forming plurals of compound nouns
The Quick AnswerWhen a compound noun is in the form brother-in-law (i.e., with hyphens) or made up of two or more words (e.g., Knight Templar), form the plural by adding s to the principal word in the compound. If there is no principal word or the compound noun is a single word, follow the usual rules (which will usually just mean adding s to the end of the word).
Pluralize the Principal WordWhen the words in a compound noun are joined by hyphens (e.g., Forget-me-not, brother-in-law) or when the words are separated by spaces (e.g., dry dock, Knight Templar, Lord Lieutenant), the compound noun will usually form its plural by adding s to the principal word in the compound.

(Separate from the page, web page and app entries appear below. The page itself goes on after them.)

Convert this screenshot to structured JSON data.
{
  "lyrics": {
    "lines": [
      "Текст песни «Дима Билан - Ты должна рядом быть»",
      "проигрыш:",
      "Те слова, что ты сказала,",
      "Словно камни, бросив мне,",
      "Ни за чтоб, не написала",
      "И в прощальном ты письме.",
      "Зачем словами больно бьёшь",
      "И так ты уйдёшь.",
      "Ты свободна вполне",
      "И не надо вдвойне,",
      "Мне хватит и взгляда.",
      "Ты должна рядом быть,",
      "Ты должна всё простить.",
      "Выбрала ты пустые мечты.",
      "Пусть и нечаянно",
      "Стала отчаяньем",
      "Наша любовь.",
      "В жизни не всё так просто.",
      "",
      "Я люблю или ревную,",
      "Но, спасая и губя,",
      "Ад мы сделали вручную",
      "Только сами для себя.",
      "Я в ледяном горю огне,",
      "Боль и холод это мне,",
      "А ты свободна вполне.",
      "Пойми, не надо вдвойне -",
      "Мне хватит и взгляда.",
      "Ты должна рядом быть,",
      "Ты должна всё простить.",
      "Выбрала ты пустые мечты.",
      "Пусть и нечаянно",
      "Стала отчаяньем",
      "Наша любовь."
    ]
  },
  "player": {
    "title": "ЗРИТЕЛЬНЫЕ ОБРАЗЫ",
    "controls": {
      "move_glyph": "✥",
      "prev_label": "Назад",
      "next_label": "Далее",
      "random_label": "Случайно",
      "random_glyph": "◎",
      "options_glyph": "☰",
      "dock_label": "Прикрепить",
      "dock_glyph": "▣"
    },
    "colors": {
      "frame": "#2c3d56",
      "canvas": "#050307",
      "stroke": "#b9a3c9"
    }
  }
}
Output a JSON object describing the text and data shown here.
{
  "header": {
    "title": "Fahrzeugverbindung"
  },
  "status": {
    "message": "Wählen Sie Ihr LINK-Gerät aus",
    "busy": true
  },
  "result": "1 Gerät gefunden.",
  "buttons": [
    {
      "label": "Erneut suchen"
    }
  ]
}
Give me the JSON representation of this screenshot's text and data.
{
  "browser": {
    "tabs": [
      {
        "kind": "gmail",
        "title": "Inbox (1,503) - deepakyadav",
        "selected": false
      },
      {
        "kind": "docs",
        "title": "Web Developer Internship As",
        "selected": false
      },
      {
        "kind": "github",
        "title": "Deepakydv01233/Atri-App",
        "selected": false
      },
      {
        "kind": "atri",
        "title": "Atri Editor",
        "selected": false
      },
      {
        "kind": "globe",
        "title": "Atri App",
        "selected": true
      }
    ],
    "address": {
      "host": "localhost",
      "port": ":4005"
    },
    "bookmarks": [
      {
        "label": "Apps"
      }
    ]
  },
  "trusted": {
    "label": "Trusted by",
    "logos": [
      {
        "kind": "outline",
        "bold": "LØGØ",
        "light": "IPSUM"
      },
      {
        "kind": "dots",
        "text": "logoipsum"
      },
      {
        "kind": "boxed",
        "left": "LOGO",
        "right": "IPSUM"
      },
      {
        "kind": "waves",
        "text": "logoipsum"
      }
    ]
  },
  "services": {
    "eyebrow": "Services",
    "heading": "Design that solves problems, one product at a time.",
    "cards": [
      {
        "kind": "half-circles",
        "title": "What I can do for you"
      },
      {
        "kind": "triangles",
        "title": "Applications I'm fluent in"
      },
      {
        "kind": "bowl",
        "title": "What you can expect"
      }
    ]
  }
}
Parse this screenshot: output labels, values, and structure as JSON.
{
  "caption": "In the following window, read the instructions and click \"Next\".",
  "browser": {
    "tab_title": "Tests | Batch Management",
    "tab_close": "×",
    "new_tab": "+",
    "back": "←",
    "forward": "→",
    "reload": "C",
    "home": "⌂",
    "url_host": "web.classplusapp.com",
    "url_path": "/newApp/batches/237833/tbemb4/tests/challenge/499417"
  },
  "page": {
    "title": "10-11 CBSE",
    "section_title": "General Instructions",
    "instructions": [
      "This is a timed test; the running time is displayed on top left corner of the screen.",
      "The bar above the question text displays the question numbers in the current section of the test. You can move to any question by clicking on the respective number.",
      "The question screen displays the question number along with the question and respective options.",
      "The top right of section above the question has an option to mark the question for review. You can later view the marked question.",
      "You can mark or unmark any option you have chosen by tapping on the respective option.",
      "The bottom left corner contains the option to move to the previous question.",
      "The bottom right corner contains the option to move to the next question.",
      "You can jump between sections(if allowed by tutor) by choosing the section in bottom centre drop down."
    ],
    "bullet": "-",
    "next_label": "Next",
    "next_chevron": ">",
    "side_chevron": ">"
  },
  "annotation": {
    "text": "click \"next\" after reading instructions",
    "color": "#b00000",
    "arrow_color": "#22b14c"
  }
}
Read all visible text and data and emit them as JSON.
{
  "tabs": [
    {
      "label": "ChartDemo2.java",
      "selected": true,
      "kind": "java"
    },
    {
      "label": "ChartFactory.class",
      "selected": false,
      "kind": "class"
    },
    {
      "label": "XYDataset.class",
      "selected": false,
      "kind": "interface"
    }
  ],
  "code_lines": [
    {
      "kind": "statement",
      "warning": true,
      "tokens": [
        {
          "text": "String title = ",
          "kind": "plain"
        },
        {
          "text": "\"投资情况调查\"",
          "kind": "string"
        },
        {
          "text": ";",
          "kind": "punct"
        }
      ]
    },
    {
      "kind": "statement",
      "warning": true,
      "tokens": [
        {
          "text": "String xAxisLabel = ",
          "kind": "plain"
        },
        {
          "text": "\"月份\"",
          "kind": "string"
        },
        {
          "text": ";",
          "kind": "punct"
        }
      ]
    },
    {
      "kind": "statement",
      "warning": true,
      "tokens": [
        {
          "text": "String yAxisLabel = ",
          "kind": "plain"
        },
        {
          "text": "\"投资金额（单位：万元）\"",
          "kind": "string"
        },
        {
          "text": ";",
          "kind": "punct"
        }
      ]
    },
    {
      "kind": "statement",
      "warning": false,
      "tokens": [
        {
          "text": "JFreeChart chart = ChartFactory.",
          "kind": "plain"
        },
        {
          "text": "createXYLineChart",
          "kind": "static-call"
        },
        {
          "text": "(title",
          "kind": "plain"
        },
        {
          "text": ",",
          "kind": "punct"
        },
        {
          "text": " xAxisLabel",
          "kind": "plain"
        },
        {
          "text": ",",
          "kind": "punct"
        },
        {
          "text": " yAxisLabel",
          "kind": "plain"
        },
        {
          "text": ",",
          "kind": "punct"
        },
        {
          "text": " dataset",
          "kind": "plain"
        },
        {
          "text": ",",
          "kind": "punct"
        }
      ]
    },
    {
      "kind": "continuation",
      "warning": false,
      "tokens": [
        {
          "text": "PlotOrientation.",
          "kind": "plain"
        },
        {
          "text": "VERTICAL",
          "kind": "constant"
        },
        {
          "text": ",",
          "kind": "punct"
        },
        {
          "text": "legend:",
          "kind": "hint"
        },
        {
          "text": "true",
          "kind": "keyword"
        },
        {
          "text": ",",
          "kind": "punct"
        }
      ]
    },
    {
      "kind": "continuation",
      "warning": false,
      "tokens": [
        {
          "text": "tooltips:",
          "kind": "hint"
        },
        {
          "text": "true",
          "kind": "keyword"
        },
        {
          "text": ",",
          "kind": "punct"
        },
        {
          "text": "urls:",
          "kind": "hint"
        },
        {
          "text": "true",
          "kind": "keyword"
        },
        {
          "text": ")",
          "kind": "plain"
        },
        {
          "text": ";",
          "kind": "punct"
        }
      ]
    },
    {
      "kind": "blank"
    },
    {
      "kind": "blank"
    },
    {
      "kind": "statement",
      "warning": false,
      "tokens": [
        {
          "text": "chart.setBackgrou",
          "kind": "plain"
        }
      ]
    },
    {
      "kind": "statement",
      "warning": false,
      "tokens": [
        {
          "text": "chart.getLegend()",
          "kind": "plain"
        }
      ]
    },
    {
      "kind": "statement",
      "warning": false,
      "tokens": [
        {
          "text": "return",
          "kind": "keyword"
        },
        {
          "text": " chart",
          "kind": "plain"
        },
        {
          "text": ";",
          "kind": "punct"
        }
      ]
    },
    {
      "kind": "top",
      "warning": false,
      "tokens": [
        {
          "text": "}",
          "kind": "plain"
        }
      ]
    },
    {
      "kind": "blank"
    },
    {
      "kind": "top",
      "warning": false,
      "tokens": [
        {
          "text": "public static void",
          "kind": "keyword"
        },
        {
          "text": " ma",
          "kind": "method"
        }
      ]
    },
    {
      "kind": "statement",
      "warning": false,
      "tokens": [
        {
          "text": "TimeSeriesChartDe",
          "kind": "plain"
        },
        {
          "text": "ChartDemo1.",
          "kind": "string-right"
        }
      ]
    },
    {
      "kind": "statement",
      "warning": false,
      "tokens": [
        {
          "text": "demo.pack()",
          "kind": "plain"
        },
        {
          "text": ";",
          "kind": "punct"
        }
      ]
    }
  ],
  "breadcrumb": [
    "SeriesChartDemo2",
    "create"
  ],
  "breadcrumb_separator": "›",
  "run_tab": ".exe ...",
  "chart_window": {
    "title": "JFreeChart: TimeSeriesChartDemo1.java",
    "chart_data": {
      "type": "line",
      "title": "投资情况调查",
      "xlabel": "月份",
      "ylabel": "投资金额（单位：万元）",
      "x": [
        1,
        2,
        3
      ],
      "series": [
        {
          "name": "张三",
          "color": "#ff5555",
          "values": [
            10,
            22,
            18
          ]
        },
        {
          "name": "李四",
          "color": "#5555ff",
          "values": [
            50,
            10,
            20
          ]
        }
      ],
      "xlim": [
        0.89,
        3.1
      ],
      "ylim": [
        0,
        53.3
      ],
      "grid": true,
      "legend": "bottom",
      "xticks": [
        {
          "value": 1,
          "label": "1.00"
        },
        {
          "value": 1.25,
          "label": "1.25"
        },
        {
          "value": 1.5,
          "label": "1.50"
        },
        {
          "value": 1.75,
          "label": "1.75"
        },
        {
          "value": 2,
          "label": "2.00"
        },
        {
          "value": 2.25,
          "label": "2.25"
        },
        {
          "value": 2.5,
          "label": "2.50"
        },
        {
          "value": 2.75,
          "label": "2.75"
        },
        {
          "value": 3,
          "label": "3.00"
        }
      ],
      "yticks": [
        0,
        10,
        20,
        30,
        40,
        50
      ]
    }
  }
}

When the compound noun is a single word (e.g., banknote, letterhead), the plural is formed using the usual rules for forming a plural, which, more often than not, is adding s to the end.
Examples (principal word in bold):
- He now has two mothers-in-law. (plural of mother-in-law)
- They were visited by the Knights Templar. (plural of Knight Templar)
- It was a sight to see four lieutenant generals fight it out at the table. (plural of lieutenant general)
- Jerry had attended over a dozen courts-martial. (plural of court-martial)
(Also, see the third example below.)
No Principal Word?When there is no obvious principal word, add s (or es) to the end of the compound.
- Forget-me-nots make a wonderful present. (plural of forget-me-not)
- Pack two toothbrushes. (plural of toothbrush)
- Jerry had attended over a dozen court-martials. (There is ambiguity about the principal word in court-martial. Both courts-martial and court-martials are acceptable due to common usage of both terms.)